Patrick Cohen interviewed Manuel Valls on France Inter this morning. It was a curious colloquy. Cohen, an experienced interviewer (though evidently afflicted with a cold), kept trying to get Valls, an experienced interviewee, to softpedal the boilerplate and say something substantive, but Valls was determined to make the most of his 10 minutes and include every talking point he seemed to be reading from the back of his hand. Until, that is, Cohen brought up the subject of the use of article 49-3 to ram through unpopular legislation, and Valls, to Cohen's astonishment, said he was agin' it--despite having had recourse to the provision several times during his prime ministership. He also said he would eliminate the tax on overtime pay--one of Sarkozy's key measures, which Hollande rescinded. And despite having been prime minister as recently as last week, Valls presented himself as the "anti-system" candidate and declared that in fact journalists like Cohen represented the system.

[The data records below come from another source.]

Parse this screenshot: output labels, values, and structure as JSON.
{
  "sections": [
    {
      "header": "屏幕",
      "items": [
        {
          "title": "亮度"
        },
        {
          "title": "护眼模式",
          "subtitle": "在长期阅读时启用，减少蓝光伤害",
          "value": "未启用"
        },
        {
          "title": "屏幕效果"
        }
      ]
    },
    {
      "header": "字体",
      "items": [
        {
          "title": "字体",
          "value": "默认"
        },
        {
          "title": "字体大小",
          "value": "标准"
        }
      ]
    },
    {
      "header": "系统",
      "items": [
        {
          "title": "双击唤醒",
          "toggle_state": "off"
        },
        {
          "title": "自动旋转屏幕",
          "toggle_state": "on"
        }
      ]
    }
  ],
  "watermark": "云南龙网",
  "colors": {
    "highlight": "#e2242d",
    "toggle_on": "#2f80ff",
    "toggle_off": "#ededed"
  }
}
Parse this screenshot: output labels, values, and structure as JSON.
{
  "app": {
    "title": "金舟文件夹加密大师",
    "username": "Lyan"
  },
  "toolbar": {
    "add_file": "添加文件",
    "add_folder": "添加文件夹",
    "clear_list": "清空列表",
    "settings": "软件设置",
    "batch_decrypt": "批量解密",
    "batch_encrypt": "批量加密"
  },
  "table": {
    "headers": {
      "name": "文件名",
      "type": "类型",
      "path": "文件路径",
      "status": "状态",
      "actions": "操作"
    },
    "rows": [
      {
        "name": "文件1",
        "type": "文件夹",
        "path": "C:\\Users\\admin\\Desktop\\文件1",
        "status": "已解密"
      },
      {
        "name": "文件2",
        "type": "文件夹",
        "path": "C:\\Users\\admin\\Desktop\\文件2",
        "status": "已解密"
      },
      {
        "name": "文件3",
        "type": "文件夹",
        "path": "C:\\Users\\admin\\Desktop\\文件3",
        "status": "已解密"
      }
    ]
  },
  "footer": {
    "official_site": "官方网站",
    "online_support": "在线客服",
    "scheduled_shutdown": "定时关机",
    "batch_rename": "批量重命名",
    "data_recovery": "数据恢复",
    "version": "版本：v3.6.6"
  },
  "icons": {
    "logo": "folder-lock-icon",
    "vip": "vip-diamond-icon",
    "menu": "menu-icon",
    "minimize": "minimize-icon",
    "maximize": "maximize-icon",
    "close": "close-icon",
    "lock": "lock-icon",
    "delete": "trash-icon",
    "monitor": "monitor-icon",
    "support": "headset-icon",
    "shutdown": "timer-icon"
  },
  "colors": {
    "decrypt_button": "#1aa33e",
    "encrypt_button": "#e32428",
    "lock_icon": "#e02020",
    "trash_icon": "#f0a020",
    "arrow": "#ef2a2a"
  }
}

It was a baffling performance, at once a defense of Hollande's (and his own) record and an attempted repudiation of it, or at any rate an effort to place himself in the position of "outsider" running against the errors of "the government," which he himself headed. Valls' indifference to reality rivals Trump's (which is saying something), yet his style could not be more different. He remains the aggressive, no-nonsense, get-things-done politician he has always been but is now determined to pretend that he had nothing to do with the aggressive, no-nonsense, get-things-done prime minister whose ruthlessness made his president so unpopular and steadily whittled away at his own approval rating while alienating much of his own party--the very party whose members' primary votes he is now courting.
This has all the earmarks of a losing strategy, and I would be very surprised if the next polls do not show a precipitous drop in support for Valls. Le Monde today suggests (h/t Greg Brown) that the Hamon camp sees some hope that he will emerge as the spoiler on the left, in a position to emerge as Fillon did on the right as the candidate of those who reject the early press favorites. Perhaps. My guess is rather that les déçus du vallsisme will desert to Macron, who offers a similar social liberal platform in a rather less off-putting package and who has somehow escaped the need to twist himself into a pretzel in order to justify his role in the Hollande regime while at the same time pretending that as president he would be able to overcome the resistance on the left without recourse to the "brutal" methods that Valls now disowns, as if he weren't their very embodiment.